A small Catholic college in Lander, Wyoming, has launched a new program that challenges seminarians with wilderness experiences to strengthen their faith, vocations, and pastoral skills as eventual priests.

Wyoming Catholic College, known for its rigorous academics and COR Expeditions, offers backcountry treks to high school students, families, and undergraduates as well as specific seminaries such Holy Trinity in Irving, Texas, and the New York-based Franciscan Friars of the Renewal. But its new St. Jogues Seminarian Project is open to individual seminarians ages 18+ from dioceses throughout the country.

Applications are now being accepted for the 10-week summerlong program, which includes multi-day backcountry hikes in the Rocky Mountains for 12 men and a priest with daily Mass and adoration followed by practical pastoral experience with homeless people in urban environments. The program begins the first week of June.

Thomas Zimmer and Andre Klaes of COR Expeditions told Catholic News Agency that the project is named for the heroic martyr St. Isaac Jogues, a French Jesuit missionary priest who spread the Gospel in North America in the mid-1600s under harsh conditions….

After a typical nine months of seminary studies, seminarians are usually sent to parishes and other summer assignments as part of their formation.
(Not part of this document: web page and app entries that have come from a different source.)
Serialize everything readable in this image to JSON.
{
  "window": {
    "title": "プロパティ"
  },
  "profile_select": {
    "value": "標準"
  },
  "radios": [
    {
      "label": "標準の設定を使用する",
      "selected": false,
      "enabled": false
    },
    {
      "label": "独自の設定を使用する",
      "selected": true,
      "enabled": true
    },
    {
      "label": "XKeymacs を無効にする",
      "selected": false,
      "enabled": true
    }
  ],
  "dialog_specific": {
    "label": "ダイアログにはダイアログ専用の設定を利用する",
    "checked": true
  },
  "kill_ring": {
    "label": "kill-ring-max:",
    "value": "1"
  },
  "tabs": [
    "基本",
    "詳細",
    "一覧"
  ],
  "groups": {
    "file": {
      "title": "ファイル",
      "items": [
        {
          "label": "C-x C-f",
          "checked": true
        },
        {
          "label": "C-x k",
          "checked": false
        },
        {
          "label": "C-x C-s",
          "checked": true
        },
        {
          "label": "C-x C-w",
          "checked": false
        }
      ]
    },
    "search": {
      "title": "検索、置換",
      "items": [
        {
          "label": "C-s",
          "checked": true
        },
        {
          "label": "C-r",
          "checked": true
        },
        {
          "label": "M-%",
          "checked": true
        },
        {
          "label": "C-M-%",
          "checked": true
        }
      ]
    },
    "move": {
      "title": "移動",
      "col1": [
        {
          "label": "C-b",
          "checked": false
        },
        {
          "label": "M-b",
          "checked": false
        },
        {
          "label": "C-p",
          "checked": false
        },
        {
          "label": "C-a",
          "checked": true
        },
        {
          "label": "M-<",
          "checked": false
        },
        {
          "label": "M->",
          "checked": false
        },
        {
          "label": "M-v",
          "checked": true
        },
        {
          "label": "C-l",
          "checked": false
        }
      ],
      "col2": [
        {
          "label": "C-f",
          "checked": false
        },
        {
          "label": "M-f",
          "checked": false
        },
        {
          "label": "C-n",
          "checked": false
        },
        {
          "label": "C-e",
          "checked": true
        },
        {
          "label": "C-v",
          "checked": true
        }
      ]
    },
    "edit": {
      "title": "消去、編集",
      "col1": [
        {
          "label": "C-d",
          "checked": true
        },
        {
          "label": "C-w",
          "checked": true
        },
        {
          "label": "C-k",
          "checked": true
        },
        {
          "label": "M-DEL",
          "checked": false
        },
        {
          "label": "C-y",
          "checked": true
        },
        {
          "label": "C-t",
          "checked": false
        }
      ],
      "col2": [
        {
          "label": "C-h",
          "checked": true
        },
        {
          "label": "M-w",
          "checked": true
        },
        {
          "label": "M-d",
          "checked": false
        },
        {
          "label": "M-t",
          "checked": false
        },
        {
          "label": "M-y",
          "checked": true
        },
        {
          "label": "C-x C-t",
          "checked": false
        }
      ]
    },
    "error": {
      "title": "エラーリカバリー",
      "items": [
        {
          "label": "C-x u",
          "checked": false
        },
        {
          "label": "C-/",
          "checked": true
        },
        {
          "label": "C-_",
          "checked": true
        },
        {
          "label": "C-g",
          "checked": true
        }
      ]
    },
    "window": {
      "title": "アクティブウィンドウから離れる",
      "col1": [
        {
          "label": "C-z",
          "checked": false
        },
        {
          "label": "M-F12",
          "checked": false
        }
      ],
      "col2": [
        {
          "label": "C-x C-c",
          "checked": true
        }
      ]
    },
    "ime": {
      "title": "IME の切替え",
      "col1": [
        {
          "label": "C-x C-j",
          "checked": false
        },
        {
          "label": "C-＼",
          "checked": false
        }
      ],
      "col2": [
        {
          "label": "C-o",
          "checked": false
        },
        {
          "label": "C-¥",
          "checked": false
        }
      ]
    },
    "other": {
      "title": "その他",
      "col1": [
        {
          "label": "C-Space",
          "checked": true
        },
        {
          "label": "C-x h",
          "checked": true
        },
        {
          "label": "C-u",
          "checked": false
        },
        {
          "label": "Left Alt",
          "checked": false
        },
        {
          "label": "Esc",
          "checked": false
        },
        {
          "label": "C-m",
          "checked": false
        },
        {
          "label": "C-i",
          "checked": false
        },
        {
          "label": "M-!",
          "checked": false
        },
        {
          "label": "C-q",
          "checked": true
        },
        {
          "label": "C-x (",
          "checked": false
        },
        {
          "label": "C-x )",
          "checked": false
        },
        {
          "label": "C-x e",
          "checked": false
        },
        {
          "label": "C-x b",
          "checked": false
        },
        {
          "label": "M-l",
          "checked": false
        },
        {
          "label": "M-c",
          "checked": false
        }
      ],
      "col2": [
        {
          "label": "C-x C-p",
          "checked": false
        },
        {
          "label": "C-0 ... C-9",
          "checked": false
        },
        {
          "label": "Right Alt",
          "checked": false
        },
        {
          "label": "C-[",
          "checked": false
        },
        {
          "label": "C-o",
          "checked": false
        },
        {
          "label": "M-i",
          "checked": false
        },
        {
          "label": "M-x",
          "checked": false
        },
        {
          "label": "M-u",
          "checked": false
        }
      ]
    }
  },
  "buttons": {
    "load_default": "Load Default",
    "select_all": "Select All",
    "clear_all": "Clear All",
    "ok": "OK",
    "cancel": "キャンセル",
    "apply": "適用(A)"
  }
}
Seminary deans are looking for programs that get seminarians away from computer screens and out of classrooms but still prepare them for pastoral assignments, according to Klaes, who described what they will experience for a summer assignment in the Rockies.

“They are forced to live in a tent with three other guys, live seven days straight on the trail, cooking meals, and never alone. It’s a very different experience for guys who’ve been able to isolate themselves. So that’s a big part of what we provide,” he said.

“We are providing human formation: They are literally living together, relying on each other to cook, gather water, set up shelter, and endure storms. These are things that are easily stripped away from us in today’s society where everything is so easy,” said Zimmer, who has led wilderness trips in much of the United States and several foreign countries for more than a decade. He is also a faculty member at Wyoming Catholic.

In Klaes’ experience, he said, “some of my priest friends struggle in the priesthood because of a lack of friendship coming into the priesthood. But those who are full of life, full of joy and doing amazing things are those who have a tight-knit group of friends on whom they can rely. Formation directors have acknowledged the fact that diocesan priests often live entirely alone, so it will be their friendships that carry them through their priesthood….”

From Catholic News Agency via Catholic World Report